• _TASK TO CARRY OUT_: From the entries below, gather every line containing the string "note".

• _SOURCE DATA_:
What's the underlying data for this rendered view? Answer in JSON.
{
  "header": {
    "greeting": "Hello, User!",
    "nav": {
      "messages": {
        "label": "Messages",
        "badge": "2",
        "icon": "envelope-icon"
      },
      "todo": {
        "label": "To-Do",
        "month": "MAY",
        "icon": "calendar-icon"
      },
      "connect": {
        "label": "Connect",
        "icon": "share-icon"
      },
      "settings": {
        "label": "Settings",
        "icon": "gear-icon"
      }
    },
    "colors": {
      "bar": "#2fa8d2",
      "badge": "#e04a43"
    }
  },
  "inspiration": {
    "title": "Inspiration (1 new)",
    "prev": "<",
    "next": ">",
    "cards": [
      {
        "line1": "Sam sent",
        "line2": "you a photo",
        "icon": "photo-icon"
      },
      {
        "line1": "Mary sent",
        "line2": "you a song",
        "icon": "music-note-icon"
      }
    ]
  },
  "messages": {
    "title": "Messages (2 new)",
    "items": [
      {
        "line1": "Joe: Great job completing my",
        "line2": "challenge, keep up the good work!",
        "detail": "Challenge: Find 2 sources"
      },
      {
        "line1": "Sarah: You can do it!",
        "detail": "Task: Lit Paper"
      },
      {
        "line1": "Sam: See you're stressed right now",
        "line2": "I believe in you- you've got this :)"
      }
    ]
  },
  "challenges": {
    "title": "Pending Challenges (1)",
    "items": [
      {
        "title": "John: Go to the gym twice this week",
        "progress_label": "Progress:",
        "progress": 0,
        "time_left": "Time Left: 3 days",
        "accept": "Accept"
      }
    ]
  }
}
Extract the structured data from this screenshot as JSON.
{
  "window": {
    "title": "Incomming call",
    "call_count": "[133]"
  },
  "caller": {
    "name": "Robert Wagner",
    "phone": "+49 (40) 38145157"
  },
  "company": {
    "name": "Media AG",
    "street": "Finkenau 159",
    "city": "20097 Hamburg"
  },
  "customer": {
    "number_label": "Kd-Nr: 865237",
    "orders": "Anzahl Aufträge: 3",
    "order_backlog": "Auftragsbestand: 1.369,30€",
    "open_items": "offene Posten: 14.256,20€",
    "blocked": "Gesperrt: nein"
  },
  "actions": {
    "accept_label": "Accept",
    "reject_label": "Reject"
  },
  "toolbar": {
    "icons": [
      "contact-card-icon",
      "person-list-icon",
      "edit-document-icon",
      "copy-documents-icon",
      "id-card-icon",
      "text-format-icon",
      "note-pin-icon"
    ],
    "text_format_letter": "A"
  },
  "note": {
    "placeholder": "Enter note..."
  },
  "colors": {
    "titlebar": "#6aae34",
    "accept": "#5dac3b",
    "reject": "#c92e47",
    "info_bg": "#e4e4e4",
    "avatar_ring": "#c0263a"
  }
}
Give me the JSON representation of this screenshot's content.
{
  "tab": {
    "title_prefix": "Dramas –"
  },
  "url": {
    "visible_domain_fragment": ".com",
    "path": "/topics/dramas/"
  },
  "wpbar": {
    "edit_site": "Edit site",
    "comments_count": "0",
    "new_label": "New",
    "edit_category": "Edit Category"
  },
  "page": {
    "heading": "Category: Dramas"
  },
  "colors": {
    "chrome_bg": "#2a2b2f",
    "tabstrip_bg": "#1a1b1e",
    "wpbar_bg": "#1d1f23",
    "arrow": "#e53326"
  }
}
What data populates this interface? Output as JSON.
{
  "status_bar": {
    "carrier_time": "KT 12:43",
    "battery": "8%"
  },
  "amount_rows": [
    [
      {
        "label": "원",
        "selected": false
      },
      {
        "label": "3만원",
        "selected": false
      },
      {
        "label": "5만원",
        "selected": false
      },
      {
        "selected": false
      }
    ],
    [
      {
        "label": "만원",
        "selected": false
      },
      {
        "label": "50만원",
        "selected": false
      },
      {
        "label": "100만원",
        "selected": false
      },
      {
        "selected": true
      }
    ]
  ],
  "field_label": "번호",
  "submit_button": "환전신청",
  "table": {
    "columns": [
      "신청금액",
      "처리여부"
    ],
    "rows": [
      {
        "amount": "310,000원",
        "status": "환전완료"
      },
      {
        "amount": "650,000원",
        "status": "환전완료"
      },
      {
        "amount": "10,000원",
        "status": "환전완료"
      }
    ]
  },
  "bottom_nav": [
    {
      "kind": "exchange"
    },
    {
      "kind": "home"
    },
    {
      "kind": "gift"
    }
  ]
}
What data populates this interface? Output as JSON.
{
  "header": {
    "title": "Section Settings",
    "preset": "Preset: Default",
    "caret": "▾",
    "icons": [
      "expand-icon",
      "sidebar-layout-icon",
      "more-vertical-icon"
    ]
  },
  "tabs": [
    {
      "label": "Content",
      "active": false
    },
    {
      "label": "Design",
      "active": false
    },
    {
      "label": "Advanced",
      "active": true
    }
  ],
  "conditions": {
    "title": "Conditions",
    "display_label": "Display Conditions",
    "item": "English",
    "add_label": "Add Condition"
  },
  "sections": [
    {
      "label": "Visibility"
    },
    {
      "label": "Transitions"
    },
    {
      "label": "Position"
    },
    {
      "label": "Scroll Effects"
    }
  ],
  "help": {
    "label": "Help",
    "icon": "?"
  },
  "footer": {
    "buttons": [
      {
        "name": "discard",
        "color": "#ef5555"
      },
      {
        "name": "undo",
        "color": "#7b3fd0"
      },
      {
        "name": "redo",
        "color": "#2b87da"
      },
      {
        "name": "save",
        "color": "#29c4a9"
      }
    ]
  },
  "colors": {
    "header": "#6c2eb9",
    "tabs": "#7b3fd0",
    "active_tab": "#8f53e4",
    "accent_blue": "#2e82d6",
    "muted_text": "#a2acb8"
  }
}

• _COMPLETED TASK_:
        "icon": "music-note-icon"
      "note-pin-icon"
  "note": {
    "placeholder": "Enter note..."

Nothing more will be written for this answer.